**What needs to be done:** Go line by line through the entries and show those that hold the string "screenshot".

**Information provided:**
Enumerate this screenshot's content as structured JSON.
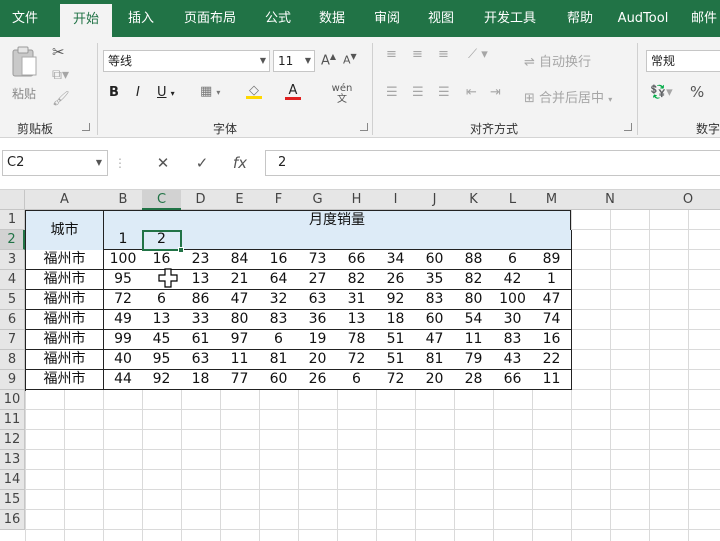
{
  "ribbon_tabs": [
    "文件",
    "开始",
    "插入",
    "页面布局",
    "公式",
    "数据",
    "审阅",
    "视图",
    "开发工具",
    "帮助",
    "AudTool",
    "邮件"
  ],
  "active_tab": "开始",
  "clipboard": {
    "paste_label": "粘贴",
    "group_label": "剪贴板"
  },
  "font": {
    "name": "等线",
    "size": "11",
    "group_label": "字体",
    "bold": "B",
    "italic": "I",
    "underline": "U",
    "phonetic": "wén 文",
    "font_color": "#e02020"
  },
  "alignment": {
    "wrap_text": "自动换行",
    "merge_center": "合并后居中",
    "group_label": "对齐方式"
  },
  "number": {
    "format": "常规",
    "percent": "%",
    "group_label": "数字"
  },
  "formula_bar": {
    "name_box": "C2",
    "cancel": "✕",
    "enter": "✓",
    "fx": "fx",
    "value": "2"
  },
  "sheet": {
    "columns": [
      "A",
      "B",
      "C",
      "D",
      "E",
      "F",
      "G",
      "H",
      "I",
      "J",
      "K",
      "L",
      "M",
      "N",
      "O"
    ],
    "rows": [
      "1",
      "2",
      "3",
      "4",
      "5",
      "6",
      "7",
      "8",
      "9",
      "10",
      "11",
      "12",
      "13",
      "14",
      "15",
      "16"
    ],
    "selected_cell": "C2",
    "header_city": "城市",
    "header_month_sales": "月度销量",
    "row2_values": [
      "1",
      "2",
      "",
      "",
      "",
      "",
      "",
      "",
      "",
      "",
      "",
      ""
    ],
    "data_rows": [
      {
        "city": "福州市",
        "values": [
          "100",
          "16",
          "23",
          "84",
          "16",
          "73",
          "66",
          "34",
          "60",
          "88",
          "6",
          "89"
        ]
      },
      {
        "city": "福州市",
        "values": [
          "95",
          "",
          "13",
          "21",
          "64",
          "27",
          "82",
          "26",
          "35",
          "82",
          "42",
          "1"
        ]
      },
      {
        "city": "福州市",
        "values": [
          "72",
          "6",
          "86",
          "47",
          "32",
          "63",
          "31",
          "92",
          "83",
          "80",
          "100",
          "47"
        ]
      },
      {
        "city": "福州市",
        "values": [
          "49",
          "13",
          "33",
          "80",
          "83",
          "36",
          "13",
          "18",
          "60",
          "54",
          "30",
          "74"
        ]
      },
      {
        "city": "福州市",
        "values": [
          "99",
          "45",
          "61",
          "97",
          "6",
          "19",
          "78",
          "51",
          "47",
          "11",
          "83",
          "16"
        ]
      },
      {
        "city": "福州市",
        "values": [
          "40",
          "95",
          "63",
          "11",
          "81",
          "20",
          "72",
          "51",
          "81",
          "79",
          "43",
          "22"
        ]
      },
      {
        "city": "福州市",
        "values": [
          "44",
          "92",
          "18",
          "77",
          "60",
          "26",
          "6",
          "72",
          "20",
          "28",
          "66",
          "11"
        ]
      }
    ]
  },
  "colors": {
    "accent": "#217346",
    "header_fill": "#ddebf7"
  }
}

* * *

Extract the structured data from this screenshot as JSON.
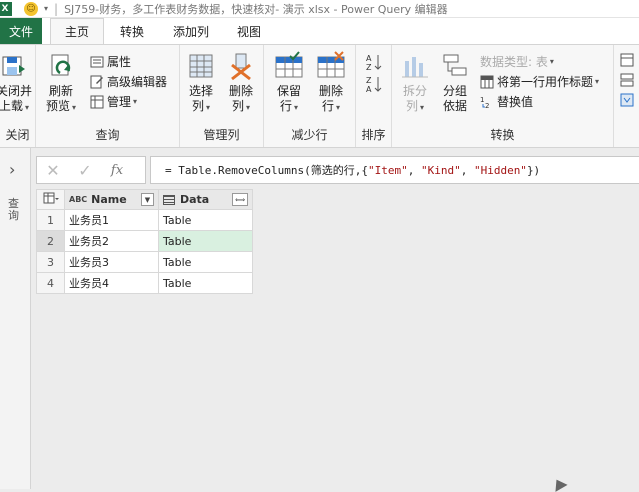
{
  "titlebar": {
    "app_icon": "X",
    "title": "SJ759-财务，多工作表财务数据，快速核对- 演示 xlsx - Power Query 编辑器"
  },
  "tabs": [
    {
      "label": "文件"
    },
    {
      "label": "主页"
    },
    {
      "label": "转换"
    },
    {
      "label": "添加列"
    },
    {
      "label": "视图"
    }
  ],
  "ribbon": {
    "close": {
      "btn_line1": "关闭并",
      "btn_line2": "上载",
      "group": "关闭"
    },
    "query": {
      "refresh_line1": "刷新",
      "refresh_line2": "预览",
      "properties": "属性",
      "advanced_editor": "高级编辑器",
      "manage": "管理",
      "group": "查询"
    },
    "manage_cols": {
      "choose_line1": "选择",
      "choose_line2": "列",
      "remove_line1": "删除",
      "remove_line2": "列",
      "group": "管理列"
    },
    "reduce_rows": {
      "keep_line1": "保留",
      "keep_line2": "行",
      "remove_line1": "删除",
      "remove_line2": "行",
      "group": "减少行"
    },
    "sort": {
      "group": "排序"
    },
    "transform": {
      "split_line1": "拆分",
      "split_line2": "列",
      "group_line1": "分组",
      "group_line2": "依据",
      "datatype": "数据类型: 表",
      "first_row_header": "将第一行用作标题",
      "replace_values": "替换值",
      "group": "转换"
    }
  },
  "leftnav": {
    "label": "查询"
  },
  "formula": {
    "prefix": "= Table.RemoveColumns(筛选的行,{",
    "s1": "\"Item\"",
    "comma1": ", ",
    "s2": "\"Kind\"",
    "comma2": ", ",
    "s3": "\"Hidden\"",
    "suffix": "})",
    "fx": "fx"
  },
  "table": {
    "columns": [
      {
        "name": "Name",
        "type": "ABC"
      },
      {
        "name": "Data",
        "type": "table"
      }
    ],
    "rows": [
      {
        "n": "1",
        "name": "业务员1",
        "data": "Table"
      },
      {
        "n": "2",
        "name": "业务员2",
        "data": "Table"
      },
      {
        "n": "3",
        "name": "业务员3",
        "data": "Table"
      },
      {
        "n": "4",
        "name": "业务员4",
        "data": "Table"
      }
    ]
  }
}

**Output for this exercise:**
Enumerate this screenshot's content as structured JSON.
Extract the structured data from this screenshot as JSON.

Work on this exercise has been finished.